Iowa Chronicles of the World War

by Marcus L. Hansen

Edited by Benjamin F. Shambaugh


Athletic Work at Camp Dodge



... Camp Dodge was fortunate in having in its ranks several men who from their position in the world of professional sport would be an attraction of unusual drawing powers in any community. Mike Gibbons, champion lightweight boxer, reported for military service in October. His brother "Tommy" was also in camp. Earl Caddock, world's champion wrestler, and others, such as "Strangler" (Ed) Lewis, Charles McKinley, Paul Steele, and Peter Roach, "well known to mat and ring fans", answered to roll call at Camp Dodge. Upon two occasions during the winter of 1917 -1918 troupes composed of several of these stars toured Iowa and surrounding States putting on athletic exhibitions. The proceeds, less expenses, went to swell the athletic fund. The most successful of these exhibitions was the athletic carnival which was held in the Coliseum in Des Moines when the Gibbons brothers met in a six round sparring contest in which they sought rather to demonstrate to the audience the different blows than to do any damage to each other. Music furnished by a Camp Dodge band was provided between the several acts.

... When Mike Gibbons reported at camp he was immediately appointed "boxing instructor". Four men from each compnay were chosen to receive instruction from him, and they in turn revealed the mysteries of the are to their companies. In order to arouse interest in the sport and to develop championship material by a process of elimination, weekly boxing and wrestling tournaments were held in the Knights of Columbus Auditorium where the champion "took on" any who dared to compete with him and representatives of companies or regiments fought for the honor of their organization. No boxer knew who his opponent would be until a few minutes before he entered the ring; but in spite of this there were always enough contestants to provide a full program every Thursday night.

... Though wrestling did not receive the same emphasis, instruction was offered under the title of "Self Defense". Earl Caddock arrived in December, 1917, and was assigned to Headquarters Troop as cantonment wrestling instructor, being assisted by Sergeant Paul Prehn who later won the middle weight wrestling championship in the inter-allied games. Secretary Louis Ardouin of the Young Men's Christian Association, who was also a wrestling star, aided them in teaching hand to hand fighting and on Sunday afternoons conducted swimming classes for the soldiers in the tank of the Association building in Des Moines.  
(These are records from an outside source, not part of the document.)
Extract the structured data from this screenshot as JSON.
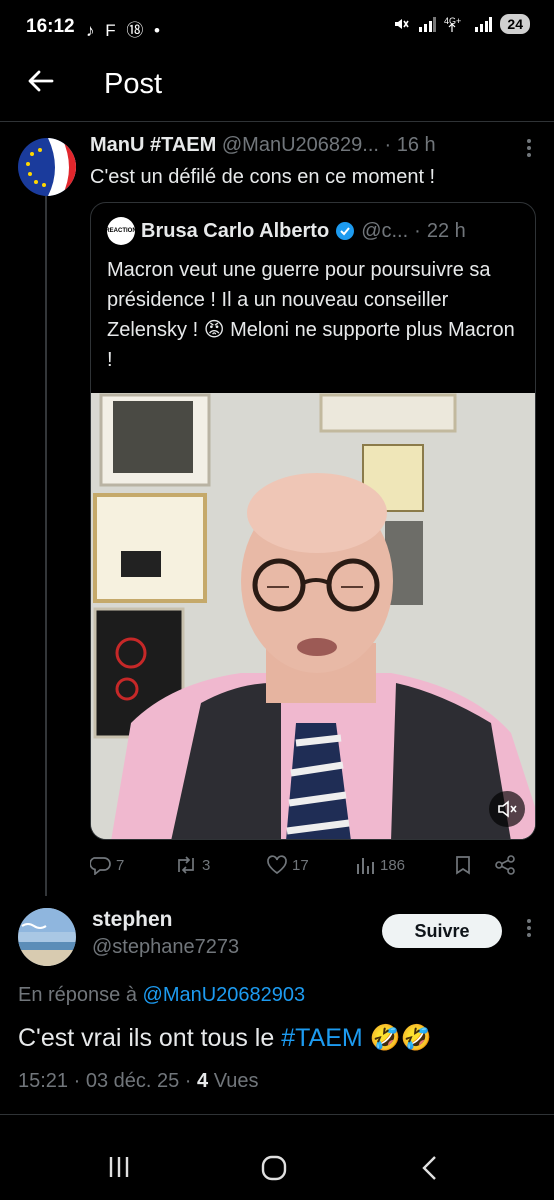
{
  "status_bar": {
    "time": "16:12",
    "notif_icons": "♪ F ⑱ •",
    "battery": "24"
  },
  "header": {
    "title": "Post"
  },
  "parent_tweet": {
    "name": "ManU #TAEM",
    "handle": "@ManU206829...",
    "sep": " · ",
    "time": "16 h",
    "text": "C'est un défilé de cons en ce moment !",
    "quote": {
      "avatar_text": "REACTION",
      "name": "Brusa Carlo Alberto",
      "handle": "@c...",
      "sep": " · ",
      "time": "22 h",
      "text": "Macron veut une guerre pour poursuivre sa présidence ! Il a un nouveau conseiller Zelensky ! 😡 Meloni ne supporte plus Macron !"
    },
    "actions": {
      "replies": "7",
      "reposts": "3",
      "likes": "17",
      "views": "186"
    }
  },
  "reply": {
    "name": "stephen",
    "handle": "@stephane7273",
    "follow_label": "Suivre",
    "in_reply_prefix": "En réponse à ",
    "in_reply_handle": "@ManU20682903",
    "text_main": "C'est vrai ils ont tous le ",
    "hashtag": "#TAEM",
    "emojis": " 🤣🤣",
    "timestamp": "15:21 · 03 déc. 25 · ",
    "views_count": "4",
    "views_label": " Vues"
  },
  "colors": {
    "accent": "#1d9bf0",
    "muted": "#71767b",
    "text": "#e7e9ea",
    "background": "#000000"
  }
}
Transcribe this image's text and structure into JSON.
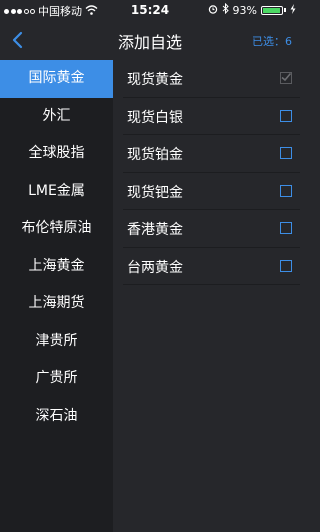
{
  "status_bar": {
    "carrier": "中国移动",
    "time": "15:24",
    "battery_percent": "93%",
    "battery_level": 0.93
  },
  "header": {
    "title": "添加自选",
    "selected_count": "已选：6"
  },
  "sidebar": {
    "items": [
      {
        "label": "国际黄金",
        "active": true
      },
      {
        "label": "外汇"
      },
      {
        "label": "全球股指"
      },
      {
        "label": "LME金属"
      },
      {
        "label": "布伦特原油"
      },
      {
        "label": "上海黄金"
      },
      {
        "label": "上海期货"
      },
      {
        "label": "津贵所"
      },
      {
        "label": "广贵所"
      },
      {
        "label": "深石油"
      }
    ]
  },
  "list": {
    "items": [
      {
        "label": "现货黄金",
        "checked": true
      },
      {
        "label": "现货白银",
        "checked": false
      },
      {
        "label": "现货铂金",
        "checked": false
      },
      {
        "label": "现货钯金",
        "checked": false
      },
      {
        "label": "香港黄金",
        "checked": false
      },
      {
        "label": "台两黄金",
        "checked": false
      }
    ]
  },
  "colors": {
    "accent": "#3d8ee6",
    "background": "#26272b",
    "sidebar_background": "#1d1e21"
  }
}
... The arrival of regiments from overseas brought new opportunities. There were men who had lost an arm or a leg on the battlefields of France, men who were crippled by disease or accident and those whose muscles were "bound" and useless due to long inaction. "Physical reconstruction" was their need. In February, 1919, the Association athletic staff was invited to cooperate  with the educational officer in the supervision of the exercises, and so successful were they in this endeavor that they were recognized as official members of the reconstruction staff, gradually obtaining  almost complete direction of the entire work.

    There were two distinct aspects of the process of reconstruction --- apparatus work and games. But the games, giving as much exercise as the apparatus and arousing more enthusiasm and interest, were by far the more popular. For those who were gradually recovering their strength bowling balls and basketballs of varying weights were provided. The throwing of darts and ping pong were prescribed for those who were seeking the restoration of strength and skill in a powerless arm. The stump of a mutilated arm was hardened and the unused muscles exercised by batting a light punching bag or volley ball. Almost five hundred cases were handled during the months from February to May, 1919, daily treatment lasting from fifteen minutes to an hour. The effectiveness of these exercises in restoring the depressed spirits of the wounded soldiers is indicated by the statement of Mr. Bozenhard that he "almost had to drive them out of the gym rooms and grounds when their period was over, they enjoyed the fun so much."

      That the return of the Eighty-eighth from its experiences in France did not bring a greater number of disabled to the Base Hospital was due to the excellent condition in which it had departed almost a year before. When in April, 1919, it was reviewed by General Pershing the division was congratulated not only on its "military precision" and "soldierly bearing" but upon its "excellent physical appearance" as well. Many hardships had been endured in camp and field, but the vigor of the soldiers was unimpaired. A sound physical foundation had been built at Camp Dodge and to the process the welfare organizations had contributed not a little.


-source: Iowa Chronicles of the World War, Edited by Benjamin F. Shambaugh. WELFARE WORK In IOWA, by Marcus L. Hansen.  Published at Iowa City in 1921 by The State Historical Society of Iowa. Page 96-97, 102-103, 107-109.